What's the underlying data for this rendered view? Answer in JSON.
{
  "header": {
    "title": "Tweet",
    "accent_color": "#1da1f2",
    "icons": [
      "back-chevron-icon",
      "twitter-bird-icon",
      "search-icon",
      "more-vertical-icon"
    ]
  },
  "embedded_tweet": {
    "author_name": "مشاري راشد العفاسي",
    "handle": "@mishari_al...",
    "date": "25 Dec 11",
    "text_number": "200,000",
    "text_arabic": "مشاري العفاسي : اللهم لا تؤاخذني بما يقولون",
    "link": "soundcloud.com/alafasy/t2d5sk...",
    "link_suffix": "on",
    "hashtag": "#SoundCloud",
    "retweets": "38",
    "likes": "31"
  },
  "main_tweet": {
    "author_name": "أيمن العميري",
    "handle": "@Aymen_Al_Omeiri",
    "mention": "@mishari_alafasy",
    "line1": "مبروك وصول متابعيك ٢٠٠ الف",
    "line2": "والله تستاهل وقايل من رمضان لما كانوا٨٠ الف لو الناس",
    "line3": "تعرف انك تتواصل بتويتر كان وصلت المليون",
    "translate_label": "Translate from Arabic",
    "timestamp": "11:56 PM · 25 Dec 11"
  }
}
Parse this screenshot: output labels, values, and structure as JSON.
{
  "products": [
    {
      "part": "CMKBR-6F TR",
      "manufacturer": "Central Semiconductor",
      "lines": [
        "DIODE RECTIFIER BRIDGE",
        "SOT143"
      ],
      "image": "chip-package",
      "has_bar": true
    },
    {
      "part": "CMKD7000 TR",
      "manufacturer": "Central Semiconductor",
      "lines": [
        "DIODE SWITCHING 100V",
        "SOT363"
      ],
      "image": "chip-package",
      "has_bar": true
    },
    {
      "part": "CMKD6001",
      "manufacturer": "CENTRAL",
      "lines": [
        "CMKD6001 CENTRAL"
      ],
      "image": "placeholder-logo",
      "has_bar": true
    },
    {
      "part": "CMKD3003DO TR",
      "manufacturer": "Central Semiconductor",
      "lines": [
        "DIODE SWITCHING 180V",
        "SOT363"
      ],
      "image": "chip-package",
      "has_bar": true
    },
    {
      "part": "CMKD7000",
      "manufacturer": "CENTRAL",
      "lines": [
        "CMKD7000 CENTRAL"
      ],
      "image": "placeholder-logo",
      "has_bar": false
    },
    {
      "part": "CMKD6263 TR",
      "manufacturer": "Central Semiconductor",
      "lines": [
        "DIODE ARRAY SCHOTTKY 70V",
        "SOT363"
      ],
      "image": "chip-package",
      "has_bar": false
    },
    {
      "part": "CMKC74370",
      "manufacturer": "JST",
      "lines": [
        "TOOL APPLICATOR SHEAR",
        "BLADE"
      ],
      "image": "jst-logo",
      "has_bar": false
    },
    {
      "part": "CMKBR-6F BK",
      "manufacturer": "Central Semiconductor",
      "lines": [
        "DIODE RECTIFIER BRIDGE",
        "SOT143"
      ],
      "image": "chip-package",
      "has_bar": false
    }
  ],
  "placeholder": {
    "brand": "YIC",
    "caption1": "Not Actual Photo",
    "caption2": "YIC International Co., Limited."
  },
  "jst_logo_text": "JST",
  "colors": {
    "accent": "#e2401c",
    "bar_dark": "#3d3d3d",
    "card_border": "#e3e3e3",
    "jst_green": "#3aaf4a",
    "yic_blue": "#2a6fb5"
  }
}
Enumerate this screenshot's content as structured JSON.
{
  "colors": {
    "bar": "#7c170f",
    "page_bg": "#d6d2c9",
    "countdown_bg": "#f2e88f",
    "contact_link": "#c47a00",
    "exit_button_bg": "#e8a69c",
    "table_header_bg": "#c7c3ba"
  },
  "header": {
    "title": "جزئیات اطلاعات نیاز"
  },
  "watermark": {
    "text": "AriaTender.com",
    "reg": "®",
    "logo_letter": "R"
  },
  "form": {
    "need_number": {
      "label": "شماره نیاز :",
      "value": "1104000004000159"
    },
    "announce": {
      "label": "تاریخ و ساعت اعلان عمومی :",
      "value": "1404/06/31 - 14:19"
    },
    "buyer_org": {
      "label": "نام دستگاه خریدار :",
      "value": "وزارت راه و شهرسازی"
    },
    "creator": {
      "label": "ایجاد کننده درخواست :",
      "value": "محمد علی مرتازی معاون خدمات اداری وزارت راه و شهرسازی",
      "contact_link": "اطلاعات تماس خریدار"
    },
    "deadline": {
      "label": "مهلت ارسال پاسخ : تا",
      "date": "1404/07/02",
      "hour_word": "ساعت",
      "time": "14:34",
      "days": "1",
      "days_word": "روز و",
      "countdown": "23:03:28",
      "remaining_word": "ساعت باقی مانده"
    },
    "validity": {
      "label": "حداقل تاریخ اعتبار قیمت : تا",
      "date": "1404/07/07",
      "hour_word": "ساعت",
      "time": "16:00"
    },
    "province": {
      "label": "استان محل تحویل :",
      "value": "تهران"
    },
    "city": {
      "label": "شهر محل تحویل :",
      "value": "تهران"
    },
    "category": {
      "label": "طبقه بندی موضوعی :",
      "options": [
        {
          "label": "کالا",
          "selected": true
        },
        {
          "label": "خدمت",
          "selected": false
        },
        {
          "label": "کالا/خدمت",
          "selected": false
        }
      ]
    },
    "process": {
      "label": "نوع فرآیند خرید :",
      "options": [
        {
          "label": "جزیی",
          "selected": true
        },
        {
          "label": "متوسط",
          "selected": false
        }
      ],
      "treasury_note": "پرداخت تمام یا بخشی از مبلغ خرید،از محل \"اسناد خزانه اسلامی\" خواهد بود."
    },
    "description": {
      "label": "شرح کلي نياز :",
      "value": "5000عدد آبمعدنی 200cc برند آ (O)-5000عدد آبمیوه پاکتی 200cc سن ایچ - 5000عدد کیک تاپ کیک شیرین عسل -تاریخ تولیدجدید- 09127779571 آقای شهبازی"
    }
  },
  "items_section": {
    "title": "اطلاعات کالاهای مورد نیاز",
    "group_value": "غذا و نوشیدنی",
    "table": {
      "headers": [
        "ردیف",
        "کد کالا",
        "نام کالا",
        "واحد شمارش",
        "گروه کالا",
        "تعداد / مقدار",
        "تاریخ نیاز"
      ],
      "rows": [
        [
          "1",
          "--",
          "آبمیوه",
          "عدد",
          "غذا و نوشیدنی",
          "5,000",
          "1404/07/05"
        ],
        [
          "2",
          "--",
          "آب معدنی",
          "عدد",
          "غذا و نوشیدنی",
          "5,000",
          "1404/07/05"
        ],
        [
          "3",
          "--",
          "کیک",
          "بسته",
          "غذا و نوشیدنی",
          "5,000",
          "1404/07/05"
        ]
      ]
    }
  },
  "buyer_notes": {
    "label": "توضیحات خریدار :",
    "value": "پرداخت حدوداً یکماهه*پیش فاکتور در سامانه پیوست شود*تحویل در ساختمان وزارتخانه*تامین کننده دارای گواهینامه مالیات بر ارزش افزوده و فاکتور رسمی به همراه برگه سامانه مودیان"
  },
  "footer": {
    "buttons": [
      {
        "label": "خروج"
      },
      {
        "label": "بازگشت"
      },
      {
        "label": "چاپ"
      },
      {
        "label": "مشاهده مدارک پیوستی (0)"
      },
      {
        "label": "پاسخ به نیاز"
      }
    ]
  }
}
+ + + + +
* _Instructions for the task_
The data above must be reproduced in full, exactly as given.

* _Solution_
What's the underlying data for this rendered view? Answer in JSON.
{
  "header": {
    "title": "Tweet",
    "accent_color": "#1da1f2",
    "icons": [
      "back-chevron-icon",
      "twitter-bird-icon",
      "search-icon",
      "more-vertical-icon"
    ]
  },
  "embedded_tweet": {
    "author_name": "مشاري راشد العفاسي",
    "handle": "@mishari_al...",
    "date": "25 Dec 11",
    "text_number": "200,000",
    "text_arabic": "مشاري العفاسي : اللهم لا تؤاخذني بما يقولون",
    "link": "soundcloud.com/alafasy/t2d5sk...",
    "link_suffix": "on",
    "hashtag": "#SoundCloud",
    "retweets": "38",
    "likes": "31"
  },
  "main_tweet": {
    "author_name": "أيمن العميري",
    "handle": "@Aymen_Al_Omeiri",
    "mention": "@mishari_alafasy",
    "line1": "مبروك وصول متابعيك ٢٠٠ الف",
    "line2": "والله تستاهل وقايل من رمضان لما كانوا٨٠ الف لو الناس",
    "line3": "تعرف انك تتواصل بتويتر كان وصلت المليون",
    "translate_label": "Translate from Arabic",
    "timestamp": "11:56 PM · 25 Dec 11"
  }
}
Parse this screenshot: output labels, values, and structure as JSON.
{
  "products": [
    {
      "part": "CMKBR-6F TR",
      "manufacturer": "Central Semiconductor",
      "lines": [
        "DIODE RECTIFIER BRIDGE",
        "SOT143"
      ],
      "image": "chip-package",
      "has_bar": true
    },
    {
      "part": "CMKD7000 TR",
      "manufacturer": "Central Semiconductor",
      "lines": [
        "DIODE SWITCHING 100V",
        "SOT363"
      ],
      "image": "chip-package",
      "has_bar": true
    },
    {
      "part": "CMKD6001",
      "manufacturer": "CENTRAL",
      "lines": [
        "CMKD6001 CENTRAL"
      ],
      "image": "placeholder-logo",
      "has_bar": true
    },
    {
      "part": "CMKD3003DO TR",
      "manufacturer": "Central Semiconductor",
      "lines": [
        "DIODE SWITCHING 180V",
        "SOT363"
      ],
      "image": "chip-package",
      "has_bar": true
    },
    {
      "part": "CMKD7000",
      "manufacturer": "CENTRAL",
      "lines": [
        "CMKD7000 CENTRAL"
      ],
      "image": "placeholder-logo",
      "has_bar": false
    },
    {
      "part": "CMKD6263 TR",
      "manufacturer": "Central Semiconductor",
      "lines": [
        "DIODE ARRAY SCHOTTKY 70V",
        "SOT363"
      ],
      "image": "chip-package",
      "has_bar": false
    },
    {
      "part": "CMKC74370",
      "manufacturer": "JST",
      "lines": [
        "TOOL APPLICATOR SHEAR",
        "BLADE"
      ],
      "image": "jst-logo",
      "has_bar": false
    },
    {
      "part": "CMKBR-6F BK",
      "manufacturer": "Central Semiconductor",
      "lines": [
        "DIODE RECTIFIER BRIDGE",
        "SOT143"
      ],
      "image": "chip-package",
      "has_bar": false
    }
  ],
  "placeholder": {
    "brand": "YIC",
    "caption1": "Not Actual Photo",
    "caption2": "YIC International Co., Limited."
  },
  "jst_logo_text": "JST",
  "colors": {
    "accent": "#e2401c",
    "bar_dark": "#3d3d3d",
    "card_border": "#e3e3e3",
    "jst_green": "#3aaf4a",
    "yic_blue": "#2a6fb5"
  }
}
Enumerate this screenshot's content as structured JSON.
{
  "colors": {
    "bar": "#7c170f",
    "page_bg": "#d6d2c9",
    "countdown_bg": "#f2e88f",
    "contact_link": "#c47a00",
    "exit_button_bg": "#e8a69c",
    "table_header_bg": "#c7c3ba"
  },
  "header": {
    "title": "جزئیات اطلاعات نیاز"
  },
  "watermark": {
    "text": "AriaTender.com",
    "reg": "®",
    "logo_letter": "R"
  },
  "form": {
    "need_number": {
      "label": "شماره نیاز :",
      "value": "1104000004000159"
    },
    "announce": {
      "label": "تاریخ و ساعت اعلان عمومی :",
      "value": "1404/06/31 - 14:19"
    },
    "buyer_org": {
      "label": "نام دستگاه خریدار :",
      "value": "وزارت راه و شهرسازی"
    },
    "creator": {
      "label": "ایجاد کننده درخواست :",
      "value": "محمد علی مرتازی معاون خدمات اداری وزارت راه و شهرسازی",
      "contact_link": "اطلاعات تماس خریدار"
    },
    "deadline": {
      "label": "مهلت ارسال پاسخ : تا",
      "date": "1404/07/02",
      "hour_word": "ساعت",
      "time": "14:34",
      "days": "1",
      "days_word": "روز و",
      "countdown": "23:03:28",
      "remaining_word": "ساعت باقی مانده"
    },
    "validity": {
      "label": "حداقل تاریخ اعتبار قیمت : تا",
      "date": "1404/07/07",
      "hour_word": "ساعت",
      "time": "16:00"
    },
    "province": {
      "label": "استان محل تحویل :",
      "value": "تهران"
    },
    "city": {
      "label": "شهر محل تحویل :",
      "value": "تهران"
    },
    "category": {
      "label": "طبقه بندی موضوعی :",
      "options": [
        {
          "label": "کالا",
          "selected": true
        },
        {
          "label": "خدمت",
          "selected": false
        },
        {
          "label": "کالا/خدمت",
          "selected": false
        }
      ]
    },
    "process": {
      "label": "نوع فرآیند خرید :",
      "options": [
        {
          "label": "جزیی",
          "selected": true
        },
        {
          "label": "متوسط",
          "selected": false
        }
      ],
      "treasury_note": "پرداخت تمام یا بخشی از مبلغ خرید،از محل \"اسناد خزانه اسلامی\" خواهد بود."
    },
    "description": {
      "label": "شرح کلي نياز :",
      "value": "5000عدد آبمعدنی 200cc برند آ (O)-5000عدد آبمیوه پاکتی 200cc سن ایچ - 5000عدد کیک تاپ کیک شیرین عسل -تاریخ تولیدجدید- 09127779571 آقای شهبازی"
    }
  },
  "items_section": {
    "title": "اطلاعات کالاهای مورد نیاز",
    "group_value": "غذا و نوشیدنی",
    "table": {
      "headers": [
        "ردیف",
        "کد کالا",
        "نام کالا",
        "واحد شمارش",
        "گروه کالا",
        "تعداد / مقدار",
        "تاریخ نیاز"
      ],
      "rows": [
        [
          "1",
          "--",
          "آبمیوه",
          "عدد",
          "غذا و نوشیدنی",
          "5,000",
          "1404/07/05"
        ],
        [
          "2",
          "--",
          "آب معدنی",
          "عدد",
          "غذا و نوشیدنی",
          "5,000",
          "1404/07/05"
        ],
        [
          "3",
          "--",
          "کیک",
          "بسته",
          "غذا و نوشیدنی",
          "5,000",
          "1404/07/05"
        ]
      ]
    }
  },
  "buyer_notes": {
    "label": "توضیحات خریدار :",
    "value": "پرداخت حدوداً یکماهه*پیش فاکتور در سامانه پیوست شود*تحویل در ساختمان وزارتخانه*تامین کننده دارای گواهینامه مالیات بر ارزش افزوده و فاکتور رسمی به همراه برگه سامانه مودیان"
  },
  "footer": {
    "buttons": [
      {
        "label": "خروج"
      },
      {
        "label": "بازگشت"
      },
      {
        "label": "چاپ"
      },
      {
        "label": "مشاهده مدارک پیوستی (0)"
      },
      {
        "label": "پاسخ به نیاز"
      }
    ]
  }
}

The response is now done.